My interaction with new teachers is not limited to GTAs. New faculty members face similar teaching challenges. They face different ones as well – developing assessments (formative and summative), developing curriculum, selecting textbooks and creating media and lessons, to name a few, are new challenges to many. Even experienced faculty can become new teachers – when they are asked to teach a course that is new to them or as they become dissatisfied with the outcomes of their classes (however good they might be) and want to venture in new directions (even if they are not sure what those may be).
As members of NABT we don't all supervise GTAs or deal with faculty at a research university. Perhaps you have the chance to befriend or mentor a first-year secondary school teacher, maybe one who is alternatively certified. Perhaps you work with long-term substitutes at a high school or the ever-increasing population of adjunct instructors at a community college. Perhaps you are one.
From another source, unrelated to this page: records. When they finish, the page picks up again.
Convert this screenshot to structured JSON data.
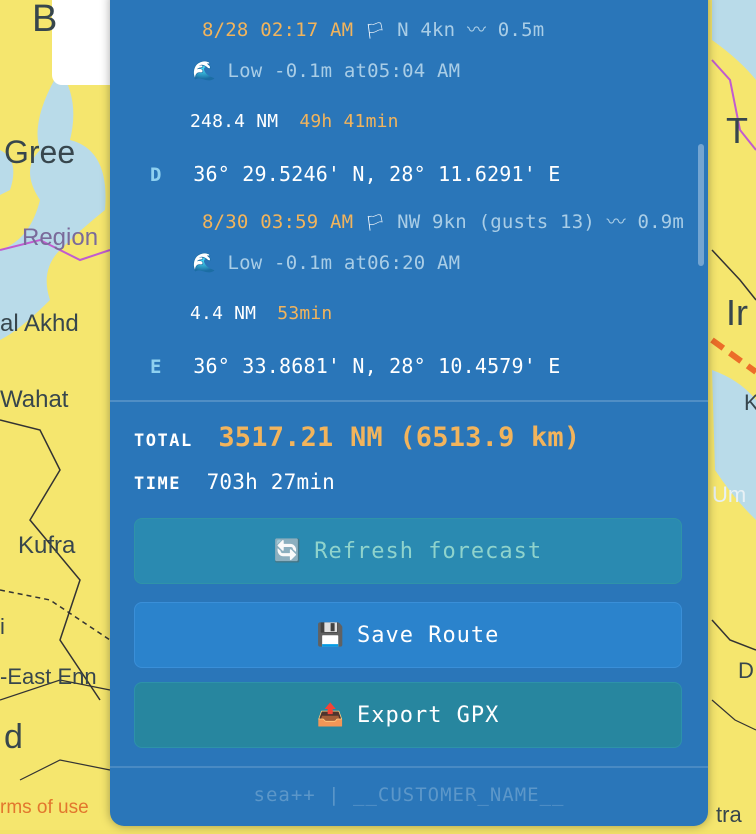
{
  "map": {
    "labels": [
      "B",
      "Gree",
      "Region",
      "al Akhd",
      "Wahat",
      "Kufra",
      "i",
      "-East Enn",
      "d",
      "rms of use",
      "T",
      "Ir",
      "K",
      "Um",
      "D",
      "tra"
    ]
  },
  "panel": {
    "legs": [
      {
        "eta": "8/28 02:17 AM",
        "wind_icon": "wind-flag-icon",
        "wind": "N 4kn",
        "wave_icon": "wave-icon",
        "wave": "0.5m",
        "tide_icon": "tide-icon",
        "tide": "Low -0.1m at05:04 AM",
        "distance": "248.4 NM",
        "duration": "49h 41min"
      },
      {
        "eta": "8/30 03:59 AM",
        "wind_icon": "wind-flag-icon",
        "wind": "NW 9kn (gusts 13)",
        "wave_icon": "wave-icon",
        "wave": "0.9m",
        "tide_icon": "tide-icon",
        "tide": "Low -0.1m at06:20 AM",
        "distance": "4.4 NM",
        "duration": "53min"
      }
    ],
    "waypoints": [
      {
        "letter": "D",
        "coords": "36° 29.5246' N, 28° 11.6291' E"
      },
      {
        "letter": "E",
        "coords": "36° 33.8681' N, 28° 10.4579' E"
      }
    ],
    "totals": {
      "total_label": "TOTAL",
      "total_value": "3517.21 NM (6513.9 km)",
      "time_label": "TIME",
      "time_value": "703h 27min"
    },
    "buttons": {
      "refresh": {
        "icon": "refresh-icon",
        "label": "Refresh forecast"
      },
      "save": {
        "icon": "floppy-disk-icon",
        "label": "Save Route"
      },
      "export": {
        "icon": "outbox-tray-icon",
        "label": "Export GPX"
      }
    },
    "footer": "sea++ | __CUSTOMER_NAME__"
  }
}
Regardless of who you are, if you are reading this, we share the aspiration to provide the best possible biology education, a desire to collaborate with fellow biology teachers, and a host of NABT resources.
Look over and share our position statements. These represent NABT's official stand on issues related to biology education and the policies that affect it. They are there to help guide educators in teaching and, in turn, to help administrators, parents, and policy makers make informed decisions that support our goals for high-quality biology education. Read ABT with your classes and colleagues in mind. Feature and general articles provide in-depth discussions of pedagogy and refreshers on biology topics; Research on Learning and Inquiry & Investigation provide insight into research-based teaching; and How-To-Do-It and Quick Fix articles can solve a recurrent problem or jump start a new lesson. Every issue also has opinions and reviews from regular and guest editors that inform or spark interest. As a journal focused on practitioners, ABT is written to be used, not just referenced. It should be shared and discussed. For each article, think of nearby colleagues who might use it and let them know. Between issues and conferences, consider our Facebook presence as a place to share thoughts, questions, and comments with even more distant colleagues. You will find resources identified by the volunteers who manage the site, but also by members like you. I am confident that the authors of ABT articles would be delighted to hear about your uses of their ideas and see them shared with others. I know I would, and I am sure those new (and veteran) teachers will enjoy the support you would offer them from afar. So, welcome or welcome back to another enjoyable and productive year and to support from – and your support of – your colleagues at NABT.
NABT President – 2012